Your copy should hold every record verbatim and none of the pictures.

──────── MATERIAL PROVIDED

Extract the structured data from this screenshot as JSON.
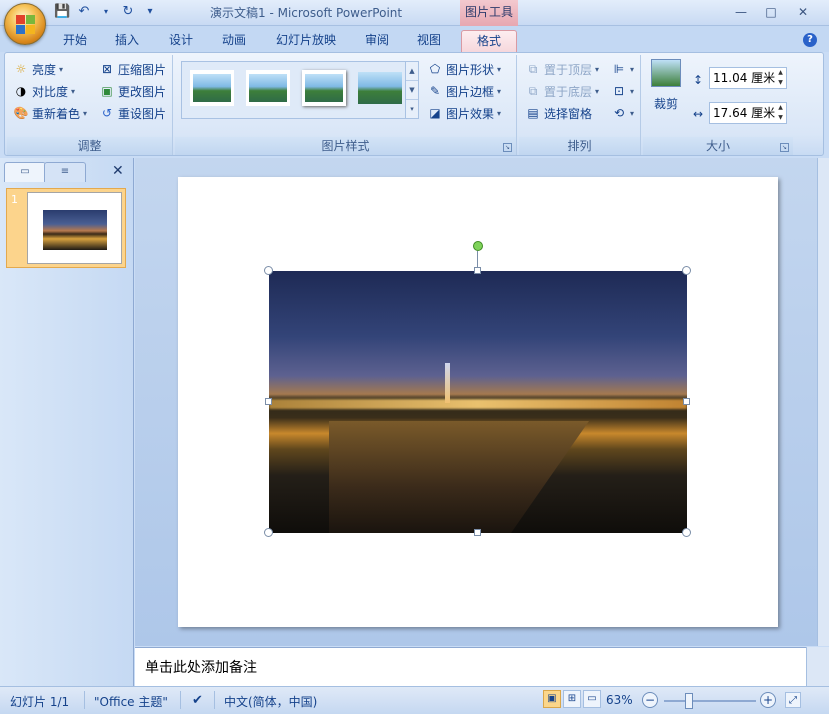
{
  "window": {
    "title": "演示文稿1 - Microsoft PowerPoint",
    "context_tab": "图片工具",
    "controls": {
      "minimize": "—",
      "maximize": "□",
      "close": "✕"
    }
  },
  "quick_access": {
    "save_icon": "save-icon",
    "undo_icon": "undo-icon",
    "redo_icon": "redo-icon",
    "customize": "▾"
  },
  "tabs": [
    "开始",
    "插入",
    "设计",
    "动画",
    "幻灯片放映",
    "审阅",
    "视图",
    "格式"
  ],
  "active_tab": "格式",
  "ribbon": {
    "adjust": {
      "label": "调整",
      "items": [
        "亮度",
        "对比度",
        "重新着色",
        "压缩图片",
        "更改图片",
        "重设图片"
      ]
    },
    "styles": {
      "label": "图片样式",
      "items": [
        "图片形状",
        "图片边框",
        "图片效果"
      ]
    },
    "arrange": {
      "label": "排列",
      "items": [
        "置于顶层",
        "置于底层",
        "选择窗格"
      ]
    },
    "size": {
      "label": "大小",
      "crop": "裁剪",
      "height": "11.04 厘米",
      "width": "17.64 厘米"
    }
  },
  "slide_panel": {
    "slide_number": "1"
  },
  "notes": {
    "placeholder": "单击此处添加备注"
  },
  "status": {
    "slide": "幻灯片 1/1",
    "theme": "\"Office 主题\"",
    "language": "中文(简体，中国)",
    "zoom": "63%"
  },
  "colors": {
    "ribbon_bg": "#d9e6f7",
    "context_tab": "#e7a7b1",
    "selected_thumb": "#fcd48c"
  }
}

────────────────

**RESPONSE BOX:**
Extract the structured data from this screenshot as JSON.
{
  "window": {
    "title": "演示文稿1 - Microsoft PowerPoint",
    "context_tab": "图片工具",
    "controls": {
      "minimize": "—",
      "maximize": "□",
      "close": "✕"
    }
  },
  "quick_access": {
    "save_icon": "save-icon",
    "undo_icon": "undo-icon",
    "redo_icon": "redo-icon",
    "customize": "▾"
  },
  "tabs": [
    "开始",
    "插入",
    "设计",
    "动画",
    "幻灯片放映",
    "审阅",
    "视图",
    "格式"
  ],
  "active_tab": "格式",
  "ribbon": {
    "adjust": {
      "label": "调整",
      "items": [
        "亮度",
        "对比度",
        "重新着色",
        "压缩图片",
        "更改图片",
        "重设图片"
      ]
    },
    "styles": {
      "label": "图片样式",
      "items": [
        "图片形状",
        "图片边框",
        "图片效果"
      ]
    },
    "arrange": {
      "label": "排列",
      "items": [
        "置于顶层",
        "置于底层",
        "选择窗格"
      ]
    },
    "size": {
      "label": "大小",
      "crop": "裁剪",
      "height": "11.04 厘米",
      "width": "17.64 厘米"
    }
  },
  "slide_panel": {
    "slide_number": "1"
  },
  "notes": {
    "placeholder": "单击此处添加备注"
  },
  "status": {
    "slide": "幻灯片 1/1",
    "theme": "\"Office 主题\"",
    "language": "中文(简体，中国)",
    "zoom": "63%"
  },
  "colors": {
    "ribbon_bg": "#d9e6f7",
    "context_tab": "#e7a7b1",
    "selected_thumb": "#fcd48c"
  }
}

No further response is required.